Roughly the size of a Humvee, the MULE will be significantly more expensive due largely to the custom-developed automotive elements of the vehicle—namely, its obstacle-climbing capabilities and other advanced handling characteristics. The large amount of custom development, which increases costs and development time, places the MULE at greater risk for cancellation. However, getting SMSS into the field early and quickly, incorporating field trial feedback into its development programs, will be an important leg up for Lockheed with regard to both follow-on MULE and SMSS designs and sustained support for the MULE program at large.
 
Autonomy Equals Opportunity
Whereas the adoption of UAVs in the military has been rapid and widespread, the military use of UGVs has been less dramatic. This is largely the result of difficulty in developing systems that can efficiently navigate ground terrain either autonomously or semi-autonomously.

For the UGV, whose primary role is explosives disposal, there is a requirement for a high level of precision in its operations—this demands the complete attention of the operator too. So, teleoperation, and not autonomous operation, is required. In other types of combat operations, however, forcing one member of a combat team to be totally focused on controlling a robot is not desirable. In fact, the military has made it very clear it believes that increasing the autonomy levels of unmanned systems will result in:

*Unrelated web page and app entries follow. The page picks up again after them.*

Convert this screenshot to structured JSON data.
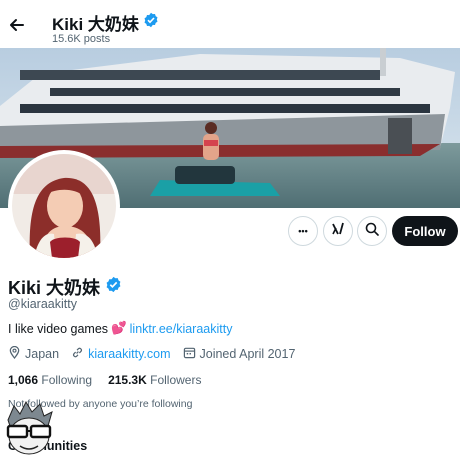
{
  "header": {
    "name": "Kiki 大奶妹",
    "posts": "15.6K posts"
  },
  "actions": {
    "more_symbol": "•••",
    "follow_label": "Follow"
  },
  "profile": {
    "name": "Kiki 大奶妹",
    "handle": "@kiaraakitty",
    "bio_text": "I like video games",
    "bio_emoji": "💕",
    "bio_link": "linktr.ee/kiaraakitty",
    "location": "Japan",
    "website": "kiaraakitty.com",
    "joined": "Joined April 2017",
    "following_count": "1,066",
    "following_label": "Following",
    "followers_count": "215.3K",
    "followers_label": "Followers",
    "followed_by_note": "Not followed by anyone you’re following",
    "communities_label": "Communities"
  },
  "colors": {
    "accent": "#1d9bf0",
    "text": "#0f1419",
    "muted": "#536471",
    "follow_bg": "#0f1419"
  },
  "icons": [
    "back-arrow-icon",
    "verified-badge-icon",
    "more-icon",
    "grok-icon",
    "search-icon",
    "location-icon",
    "link-icon",
    "calendar-icon"
  ]
}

  • Casualty reduction

  • Increased efficacy

  •  Greater capabilities

  • Overall cost reduction

While advancements in UAVs have made them much more autonomous, the technology required to navigate the simplest ground terrain is much more demanding than what UAVs typically face. UAVs fly high enough to avoid most land masses and have little in the way of object avoidance to concern them, but UGVs must be able to sense variation in the terrain beneath and around them—they must also avoid such obstacles as other vehicles and people. The sensors that enable UGVs to understand their surroundings are available, but much work and additional technologies are required before UGVs can successfully navigate even relatively benign environments with some level of autonomy.

Other Opportunities
There are significant gaps in the capabilities between SUGVs and MULE systems that the Army is looking to fill with other autonomous ground systems. For example, small and cheap “swarming” robots, like the LANdroid robots iRobot is developing under a current Defense Advanced Research Projects Agency (DARPA) program, may be more valuable to infantry than SUGVs as platforms for sensors, exploring fortifications and tunnels, as well as in providing communications links.
 
Larger, multipurpose robots, like iRobot’s Warrior, and armed scout robots, like Gladiator, will fill some of the other gaps in the interim, but there are significant opportunities for other technology providers to take advantage of the demanding, mission-specific requirements for UGVs across the Army’s many mission profiles—route clearance and persistent surveillance provide good examples. It is also likely that the Army and other services that face budget pressure will be attracted to technologies that provide for the outfitting of existing vehicles to become UGVs for convoy operations as well as some roles for which MULEs might be appropriate.

The Bottom Line

The Brigade Combat Team (BCT) Modernization program’s emphasis on technology that supports irregular warfare will result in the expansion of many unmanned ground systems programs. This presents opportunities for solution providers that deliver technology and services to support the development and deployment of functional small unmanned ground vehicles (SUGVs) and multifunction utility/logistics and equipment (MULE) vehicles. Especially attractive to the U.S. military are solutions that:

  • Increase vehicle autonomy
  • Fill capability gaps between SUGVs and MULE vehicles
  • Result in systems optimized for specific mission profiles as well as more generalized functions, such as convoying